Items from an interface collection:
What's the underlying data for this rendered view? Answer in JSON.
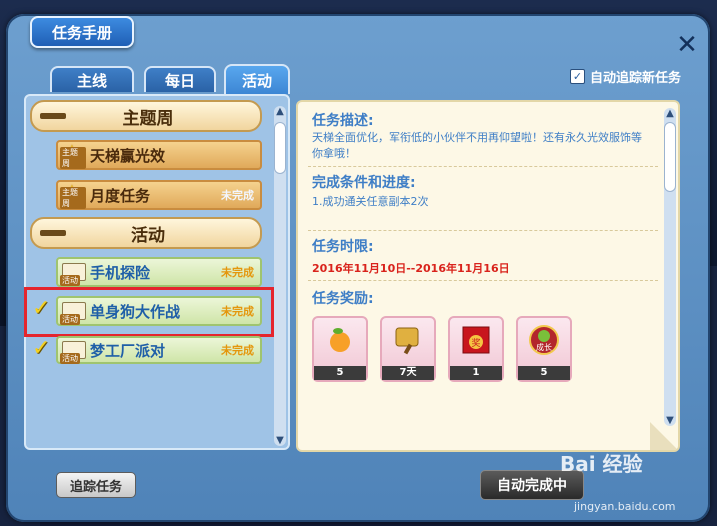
{
  "window": {
    "title": "任务手册"
  },
  "tabs": [
    {
      "label": "主线",
      "active": false
    },
    {
      "label": "每日",
      "active": false
    },
    {
      "label": "活动",
      "active": true
    }
  ],
  "auto_track": {
    "label": "自动追踪新任务",
    "checked": true
  },
  "left": {
    "sections": [
      {
        "label": "主题周"
      },
      {
        "label": "活动"
      }
    ],
    "items": [
      {
        "name": "天梯赢光效",
        "status": "",
        "icon": "star-icon",
        "tag": "主题周"
      },
      {
        "name": "月度任务",
        "status": "未完成",
        "icon": "star-icon",
        "tag": "主题周"
      },
      {
        "name": "手机探险",
        "status": "未完成",
        "icon": "scroll-icon",
        "tag": "活动"
      },
      {
        "name": "单身狗大作战",
        "status": "未完成",
        "icon": "scroll-icon",
        "tag": "活动"
      },
      {
        "name": "梦工厂派对",
        "status": "未完成",
        "icon": "scroll-icon",
        "tag": "活动"
      }
    ]
  },
  "detail": {
    "desc_title": "任务描述:",
    "desc_text": "天梯全面优化，军衔低的小伙伴不用再仰望啦！还有永久光效服饰等你拿哦！",
    "cond_title": "完成条件和进度:",
    "cond_text": "1.成功通关任意副本2次",
    "time_title": "任务时限:",
    "time_text": "2016年11月10日--2016年11月16日",
    "reward_title": "任务奖励:",
    "rewards": [
      {
        "qty": "5",
        "icon": "orange-fruit-icon"
      },
      {
        "qty": "7天",
        "icon": "golden-fan-icon"
      },
      {
        "qty": "1",
        "icon": "red-envelope-icon"
      },
      {
        "qty": "5",
        "icon": "growth-apple-icon"
      }
    ],
    "reward_red_text": "奖",
    "reward_grow_text": "成长"
  },
  "buttons": {
    "track": "追踪任务",
    "auto_complete": "自动完成中"
  },
  "watermark": {
    "brand": "Bai 经验",
    "url": "jingyan.baidu.com"
  }
}
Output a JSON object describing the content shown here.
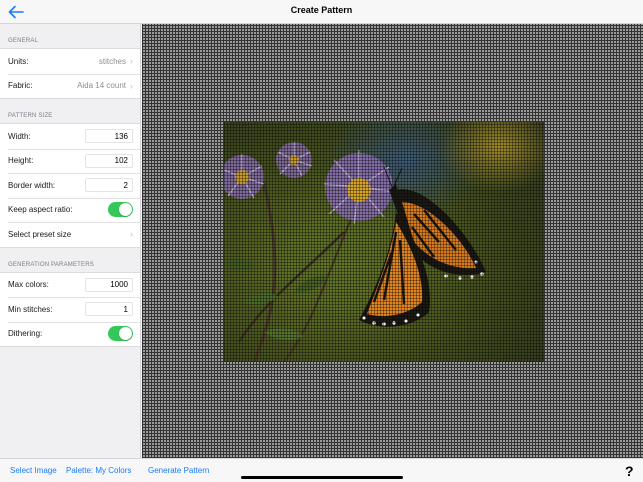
{
  "header": {
    "title": "Create Pattern",
    "back_icon": "back-arrow-icon"
  },
  "sidebar": {
    "general": {
      "header": "GENERAL",
      "units": {
        "label": "Units:",
        "value": "stitches"
      },
      "fabric": {
        "label": "Fabric:",
        "value": "Aida 14 count"
      }
    },
    "pattern_size": {
      "header": "PATTERN SIZE",
      "width": {
        "label": "Width:",
        "value": "136"
      },
      "height": {
        "label": "Height:",
        "value": "102"
      },
      "border_width": {
        "label": "Border width:",
        "value": "2"
      },
      "keep_aspect": {
        "label": "Keep aspect ratio:",
        "on": true
      },
      "preset": {
        "label": "Select preset size"
      }
    },
    "generation": {
      "header": "GENERATION PARAMETERS",
      "max_colors": {
        "label": "Max colors:",
        "value": "1000"
      },
      "min_stitches": {
        "label": "Min stitches:",
        "value": "1"
      },
      "dithering": {
        "label": "Dithering:",
        "on": true
      }
    }
  },
  "toolbar": {
    "select_image": "Select Image",
    "palette": "Palette: My Colors",
    "generate": "Generate Pattern",
    "help": "?"
  },
  "colors": {
    "accent": "#1a7cf5",
    "toggle_on": "#34c759"
  }
}
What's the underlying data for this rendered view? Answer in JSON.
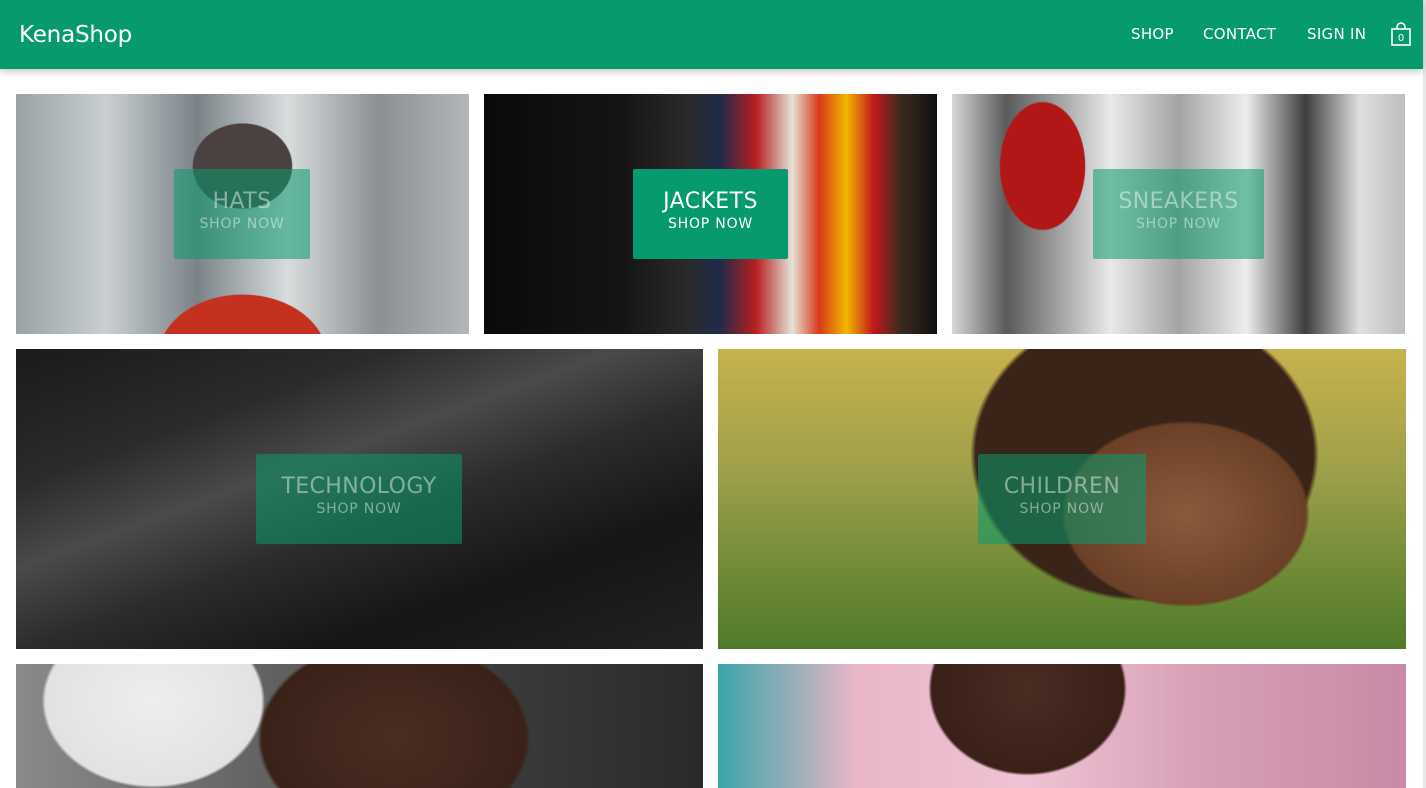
{
  "header": {
    "logo": "KenaShop",
    "nav": {
      "shop": "SHOP",
      "contact": "CONTACT",
      "sign_in": "SIGN IN"
    },
    "cart": {
      "icon": "shopping-bag-icon",
      "count": "0"
    }
  },
  "brand_colors": {
    "primary": "#079a6e",
    "text_on_primary": "#ffffff"
  },
  "categories": [
    {
      "title": "HATS",
      "cta": "SHOP NOW"
    },
    {
      "title": "JACKETS",
      "cta": "SHOP NOW"
    },
    {
      "title": "SNEAKERS",
      "cta": "SHOP NOW"
    },
    {
      "title": "TECHNOLOGY",
      "cta": "SHOP NOW"
    },
    {
      "title": "CHILDREN",
      "cta": "SHOP NOW"
    }
  ]
}
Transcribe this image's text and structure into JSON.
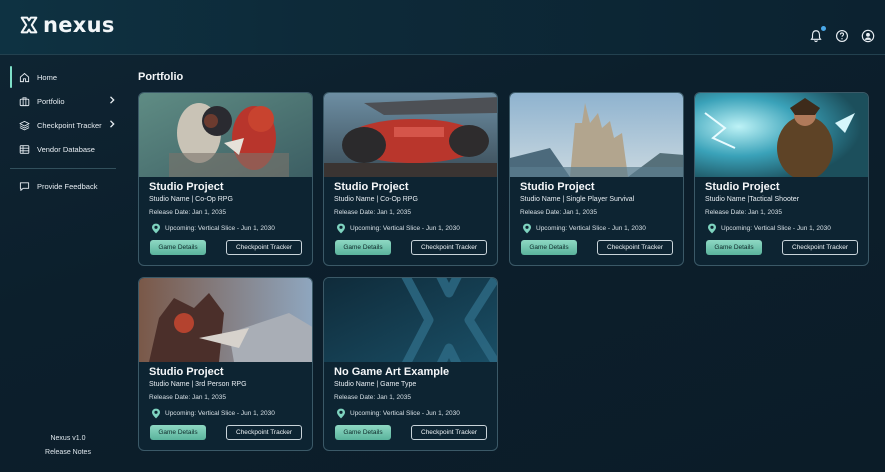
{
  "app": {
    "logo_text": "nexus"
  },
  "header": {
    "icons": [
      "bell-icon",
      "help-icon",
      "account-icon"
    ]
  },
  "sidebar": {
    "items": [
      {
        "label": "Home",
        "icon": "home-icon",
        "active": true
      },
      {
        "label": "Portfolio",
        "icon": "portfolio-icon",
        "expandable": true
      },
      {
        "label": "Checkpoint Tracker",
        "icon": "layers-icon",
        "expandable": true
      },
      {
        "label": "Vendor Database",
        "icon": "database-icon"
      },
      {
        "label": "Provide Feedback",
        "icon": "feedback-icon"
      }
    ],
    "version": "Nexus v1.0",
    "release_notes": "Release Notes"
  },
  "main": {
    "title": "Portfolio",
    "cards": [
      {
        "title": "Studio Project",
        "subtitle": "Studio Name | Co-Op RPG",
        "release": "Release Date: Jan 1, 2035",
        "upcoming": "Upcoming: Vertical Slice - Jun 1, 2030",
        "details_label": "Game Details",
        "tracker_label": "Checkpoint Tracker",
        "art": "robots"
      },
      {
        "title": "Studio Project",
        "subtitle": "Studio Name | Co-Op RPG",
        "release": "Release Date: Jan 1, 2035",
        "upcoming": "Upcoming: Vertical Slice - Jun 1, 2030",
        "details_label": "Game Details",
        "tracker_label": "Checkpoint Tracker",
        "art": "vehicle"
      },
      {
        "title": "Studio Project",
        "subtitle": "Studio Name | Single Player Survival",
        "release": "Release Date: Jan 1, 2035",
        "upcoming": "Upcoming: Vertical Slice - Jun 1, 2030",
        "details_label": "Game Details",
        "tracker_label": "Checkpoint Tracker",
        "art": "castle"
      },
      {
        "title": "Studio Project",
        "subtitle": "Studio Name |Tactical Shooter",
        "release": "Release Date: Jan 1, 2035",
        "upcoming": "Upcoming: Vertical Slice - Jun 1, 2030",
        "details_label": "Game Details",
        "tracker_label": "Checkpoint Tracker",
        "art": "wizard"
      },
      {
        "title": "Studio Project",
        "subtitle": "Studio Name | 3rd Person RPG",
        "release": "Release Date: Jan 1, 2035",
        "upcoming": "Upcoming: Vertical Slice - Jun 1, 2030",
        "details_label": "Game Details",
        "tracker_label": "Checkpoint Tracker",
        "art": "mech"
      },
      {
        "title": "No Game Art Example",
        "subtitle": "Studio Name | Game Type",
        "release": "Release Date: Jan 1, 2035",
        "upcoming": "Upcoming: Vertical Slice - Jun 1, 2030",
        "details_label": "Game Details",
        "tracker_label": "Checkpoint Tracker",
        "art": "placeholder"
      }
    ]
  },
  "colors": {
    "accent": "#7ee0c8",
    "button_green": "#6cc4ac",
    "background": "#0c1f2c",
    "card_border": "#3b5967"
  }
}
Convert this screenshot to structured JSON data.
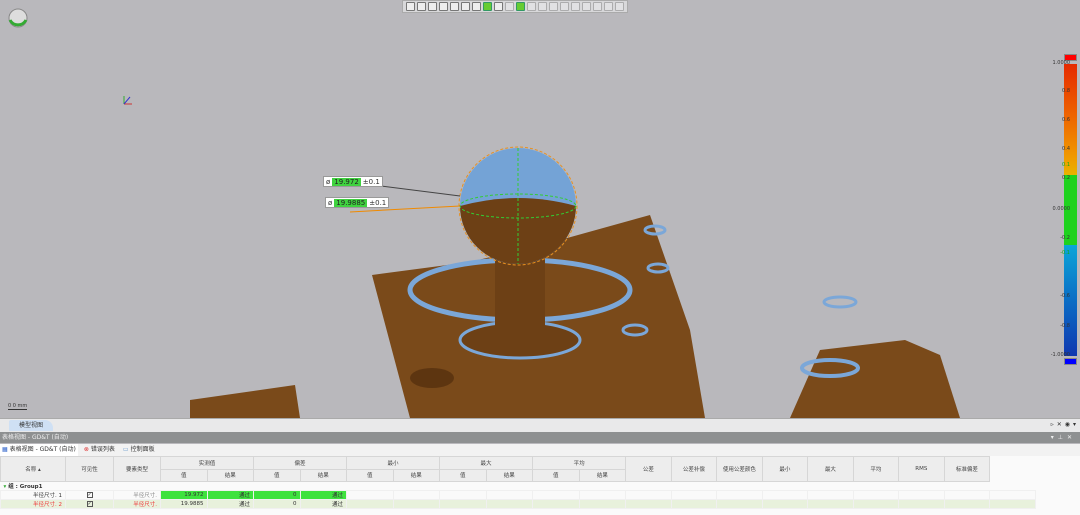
{
  "toolbar": {
    "icons": [
      "sphere-view-icon",
      "cube-view-icon",
      "copy-icon",
      "align-left-icon",
      "align-bottom-icon",
      "split-view-icon",
      "house-icon",
      "grid-icon",
      "section-icon",
      "line-icon",
      "select-box-icon",
      "circle-icon",
      "circle2-icon",
      "cloud-icon",
      "lasso-icon",
      "check-icon",
      "plane-icon",
      "user-icon",
      "link-icon",
      "settings-icon"
    ]
  },
  "annotations": [
    {
      "symbol": "ø",
      "value": "19.972",
      "tol": "±0.1"
    },
    {
      "symbol": "ø",
      "value": "19.9885",
      "tol": "±0.1"
    }
  ],
  "scale_readout": "0 0 mm",
  "color_scale": {
    "ticks": [
      "1.0000",
      "0.8",
      "0.6",
      "0.4",
      "0.1",
      "0.2",
      "0.0000",
      "-0.2",
      "-0.1",
      "-0.6",
      "-0.8",
      "-1.0000"
    ],
    "colors": {
      "max": "#ff0000",
      "min": "#0000ff",
      "pass": "#1ed21e"
    }
  },
  "model_tab": "模型视图",
  "panel": {
    "title": "表格视图 - GD&T (自动)",
    "tabs": [
      "表格视图 - GD&T (自动)",
      "错误列表",
      "控制面板"
    ]
  },
  "table": {
    "headers": {
      "name": "名称",
      "visible": "可见性",
      "type": "要素类型",
      "measured": "实测值",
      "deviation": "偏差",
      "min": "最小",
      "max": "最大",
      "avg": "平均",
      "value": "值",
      "result": "结果",
      "tolerance": "公差",
      "tol_comp": "公差补偿",
      "use_tol_color": "使用公差颜色",
      "min2": "最小",
      "max2": "最大",
      "avg2": "平均",
      "rms": "RMS",
      "std": "标准偏差"
    },
    "group": "组 : Group1",
    "rows": [
      {
        "name": "半径尺寸. 1",
        "type": "半径尺寸.",
        "measured": "19.972",
        "measured_result": "通过",
        "deviation": "0",
        "deviation_result": "通过"
      },
      {
        "name": "半径尺寸. 2",
        "type": "半径尺寸.",
        "measured": "19.9885",
        "measured_result": "通过",
        "deviation": "0",
        "deviation_result": "通过"
      }
    ]
  }
}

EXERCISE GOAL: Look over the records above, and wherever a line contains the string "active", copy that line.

EXERCISE ANSWER:
      "active": false
      "active": false
      "active": true
        "active": true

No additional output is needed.